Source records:
Content starts
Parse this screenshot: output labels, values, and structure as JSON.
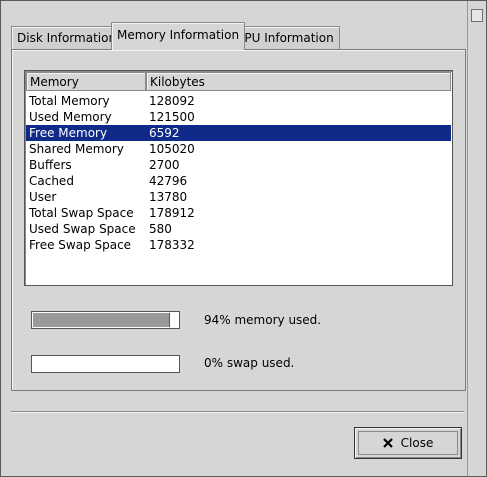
{
  "tabs": [
    {
      "label": "Disk Information",
      "active": false
    },
    {
      "label": "Memory Information",
      "active": true
    },
    {
      "label": "CPU Information",
      "active": false
    }
  ],
  "table": {
    "columns": [
      "Memory",
      "Kilobytes"
    ],
    "rows": [
      {
        "name": "Total Memory",
        "value": "128092",
        "selected": false
      },
      {
        "name": "Used Memory",
        "value": "121500",
        "selected": false
      },
      {
        "name": "Free Memory",
        "value": "6592",
        "selected": true
      },
      {
        "name": "Shared Memory",
        "value": "105020",
        "selected": false
      },
      {
        "name": "Buffers",
        "value": "2700",
        "selected": false
      },
      {
        "name": "Cached",
        "value": "42796",
        "selected": false
      },
      {
        "name": "User",
        "value": "13780",
        "selected": false
      },
      {
        "name": "Total Swap Space",
        "value": "178912",
        "selected": false
      },
      {
        "name": "Used Swap Space",
        "value": "580",
        "selected": false
      },
      {
        "name": "Free Swap Space",
        "value": "178332",
        "selected": false
      }
    ]
  },
  "memory_bar": {
    "label": "94% memory used.",
    "percent": 94
  },
  "swap_bar": {
    "label": "0% swap used.",
    "percent": 0
  },
  "close_button": {
    "label": "Close",
    "icon": "close-x-icon"
  },
  "colors": {
    "selection": "#102a8a",
    "window_bg": "#d6d6d6"
  }
}
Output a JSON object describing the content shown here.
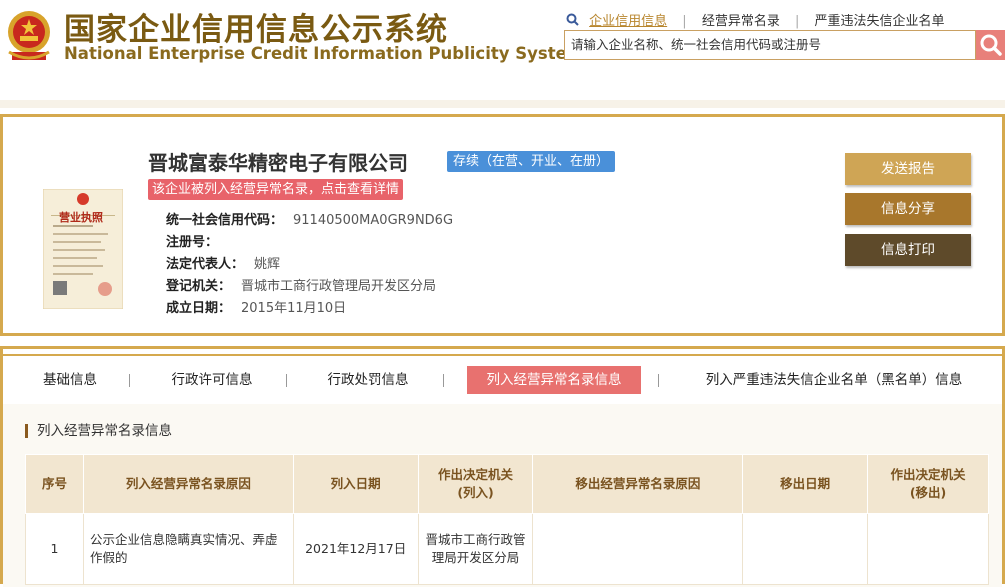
{
  "header": {
    "title_cn": "国家企业信用信息公示系统",
    "title_en": "National Enterprise Credit Information Publicity System",
    "links": [
      "企业信用信息",
      "经营异常名录",
      "严重违法失信企业名单"
    ],
    "search_placeholder": "请输入企业名称、统一社会信用代码或注册号",
    "search_icon": "search-icon"
  },
  "company": {
    "name": "晋城富泰华精密电子有限公司",
    "status": "存续（在营、开业、在册）",
    "warning": "该企业被列入经营异常名录，点击查看详情",
    "license_title": "营业执照",
    "fields": [
      {
        "label": "统一社会信用代码：",
        "value": "91140500MA0GR9ND6G"
      },
      {
        "label": "注册号：",
        "value": ""
      },
      {
        "label": "法定代表人：",
        "value": "姚辉"
      },
      {
        "label": "登记机关：",
        "value": "晋城市工商行政管理局开发区分局"
      },
      {
        "label": "成立日期：",
        "value": "2015年11月10日"
      }
    ],
    "buttons": [
      "发送报告",
      "信息分享",
      "信息打印"
    ]
  },
  "tabs": [
    "基础信息",
    "行政许可信息",
    "行政处罚信息",
    "列入经营异常名录信息",
    "列入严重违法失信企业名单（黑名单）信息"
  ],
  "active_tab_index": 3,
  "section": {
    "title": "列入经营异常名录信息",
    "table": {
      "headers": [
        [
          "序号"
        ],
        [
          "列入经营异常名录原因"
        ],
        [
          "列入日期"
        ],
        [
          "作出决定机关",
          "(列入)"
        ],
        [
          "移出经营异常名录原因"
        ],
        [
          "移出日期"
        ],
        [
          "作出决定机关",
          "(移出)"
        ]
      ],
      "rows": [
        {
          "index": "1",
          "reason_in": "公示企业信息隐瞒真实情况、弄虚作假的",
          "date_in": "2021年12月17日",
          "authority_in": "晋城市工商行政管理局开发区分局",
          "reason_out": "",
          "date_out": "",
          "authority_out": ""
        }
      ]
    }
  },
  "colors": {
    "gold_border": "#d5a94e",
    "active_tab": "#e8716f",
    "status_blue": "#4a90d9",
    "warning_red": "#e8636a"
  }
}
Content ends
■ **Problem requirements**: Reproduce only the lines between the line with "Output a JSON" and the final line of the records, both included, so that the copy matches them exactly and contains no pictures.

■ **Reply to the task**:
Output a JSON object describing the content shown here.
{
  "header": {
    "title_cn": "国家企业信用信息公示系统",
    "title_en": "National Enterprise Credit Information Publicity System",
    "links": [
      "企业信用信息",
      "经营异常名录",
      "严重违法失信企业名单"
    ],
    "search_placeholder": "请输入企业名称、统一社会信用代码或注册号",
    "search_icon": "search-icon"
  },
  "company": {
    "name": "晋城富泰华精密电子有限公司",
    "status": "存续（在营、开业、在册）",
    "warning": "该企业被列入经营异常名录，点击查看详情",
    "license_title": "营业执照",
    "fields": [
      {
        "label": "统一社会信用代码：",
        "value": "91140500MA0GR9ND6G"
      },
      {
        "label": "注册号：",
        "value": ""
      },
      {
        "label": "法定代表人：",
        "value": "姚辉"
      },
      {
        "label": "登记机关：",
        "value": "晋城市工商行政管理局开发区分局"
      },
      {
        "label": "成立日期：",
        "value": "2015年11月10日"
      }
    ],
    "buttons": [
      "发送报告",
      "信息分享",
      "信息打印"
    ]
  },
  "tabs": [
    "基础信息",
    "行政许可信息",
    "行政处罚信息",
    "列入经营异常名录信息",
    "列入严重违法失信企业名单（黑名单）信息"
  ],
  "active_tab_index": 3,
  "section": {
    "title": "列入经营异常名录信息",
    "table": {
      "headers": [
        [
          "序号"
        ],
        [
          "列入经营异常名录原因"
        ],
        [
          "列入日期"
        ],
        [
          "作出决定机关",
          "(列入)"
        ],
        [
          "移出经营异常名录原因"
        ],
        [
          "移出日期"
        ],
        [
          "作出决定机关",
          "(移出)"
        ]
      ],
      "rows": [
        {
          "index": "1",
          "reason_in": "公示企业信息隐瞒真实情况、弄虚作假的",
          "date_in": "2021年12月17日",
          "authority_in": "晋城市工商行政管理局开发区分局",
          "reason_out": "",
          "date_out": "",
          "authority_out": ""
        }
      ]
    }
  },
  "colors": {
    "gold_border": "#d5a94e",
    "active_tab": "#e8716f",
    "status_blue": "#4a90d9",
    "warning_red": "#e8636a"
  }
}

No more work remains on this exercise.